  • Amber Poole

    Dear Kate,
    I am a friend of your mother’s and deeply affected by your contribution to a crisis of such disabling proportions. Thank you for your generous compassion and do keep safe. Sending my very best wishes. Amber

  • Penny Osborne

    Kate, I am so full of admiration for all you and your colleagues are doing. I pray you will be safe and will see a truly positive result of your efforts amongst the people of Guinea and surrounding countries. The problems are so widespread and there is so much to pray about. A friend is travelling today to organise logistics in Sierra Leone. Thank you for updating us, love and blessings. Penny

  • Raye Marcus

    Kate,
    I am a friend of Lucy and she has forwarded me this most moving and affecting blog. I too am full of admiration for what you are doing in Guinea and hope that this epidemic will soon be under control. You are doing wonderful work…. take good care of yourself.

  • Sending you our good wishes from Wiltshire Kate. Having watched a documentary on the Ebola situation in Sierra Leone this week, we know how vital the dissemination of practical information is in combating this. Your work and dedication is important. Take care dear girl. xx Joanna and Tim

  • You’re in my thoughts and prayers daily, so proud of you. Look forward to hearing more. I will be sharing your blog with friends I hope that’s ok with you let me know if not, we need to know the news from your unique viewpoint.
    Enjoy your break next week. Take great care of yourself.
    All love from the proudest Godmother in the world. Nxxx

  • Trish Fuller

    dear Kate… such courage! Blessings on you… you and your wonderful work are in so many people’s thoughts and hearts. May we open our hearts as widely to the people who are sick and have nothing. Take care Love and enormous respect to you from Trish x

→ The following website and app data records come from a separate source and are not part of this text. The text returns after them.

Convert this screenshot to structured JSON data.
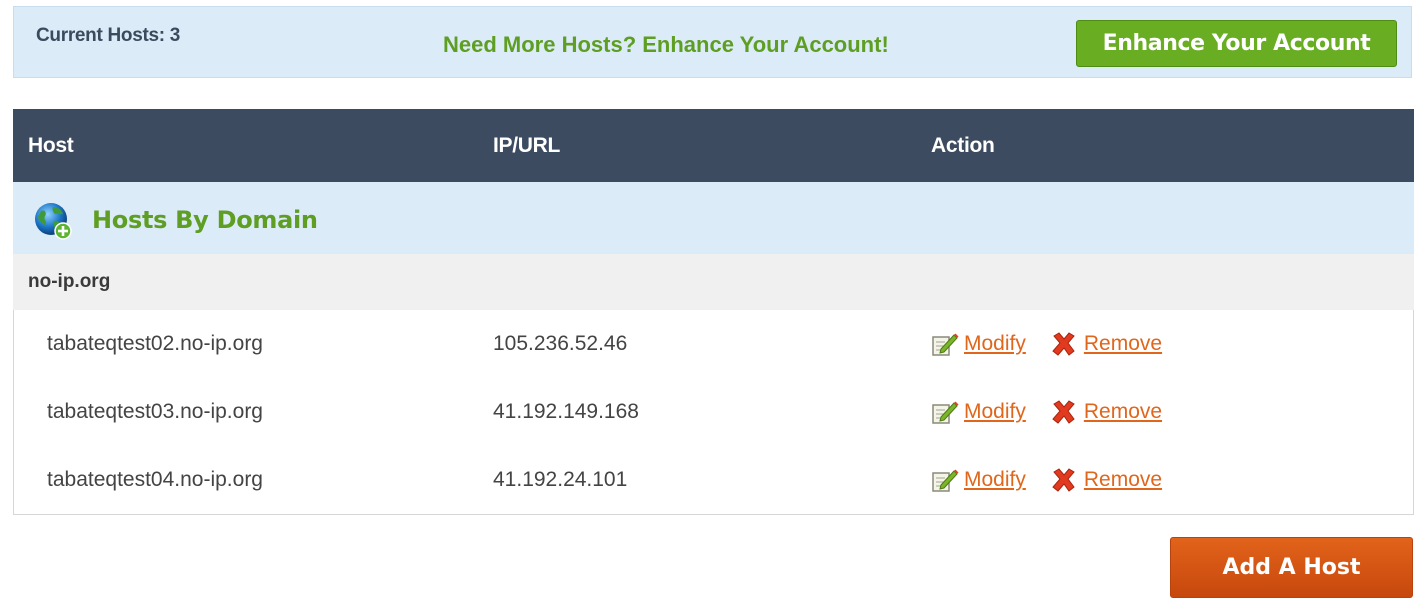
{
  "info_bar": {
    "current_hosts_label": "Current Hosts: 3",
    "upsell_text": "Need More Hosts? Enhance Your Account!",
    "enhance_button_label": "Enhance Your Account"
  },
  "table": {
    "headers": [
      "Host",
      "IP/URL",
      "Action"
    ],
    "group_title": "Hosts By Domain",
    "group_icon": "globe-add-icon",
    "domain": "no-ip.org",
    "rows": [
      {
        "host": "tabateqtest02.no-ip.org",
        "ip": "105.236.52.46",
        "modify": "Modify",
        "remove": "Remove"
      },
      {
        "host": "tabateqtest03.no-ip.org",
        "ip": "41.192.149.168",
        "modify": "Modify",
        "remove": "Remove"
      },
      {
        "host": "tabateqtest04.no-ip.org",
        "ip": "41.192.24.101",
        "modify": "Modify",
        "remove": "Remove"
      }
    ]
  },
  "add_host_button_label": "Add A Host",
  "colors": {
    "header_bg": "#3d4b61",
    "info_bg": "#dcebf8",
    "green_accent": "#5e9e23",
    "orange_accent": "#e0661c"
  }
}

  • Catherine Delamain

    Kate, so very well done for having the courage and enterprise to see at first hand the ravages that this horrible disease is causing – and for telling us a about it so movingly and vividly. Nobody who has read your story could be otherwise than touched to their very heart, and anxious to do anything possible to help. And well done too to your darling mother, who has to endure without complaining the worry of knowing you are in such dangerous places. With much love and blessings. Catherine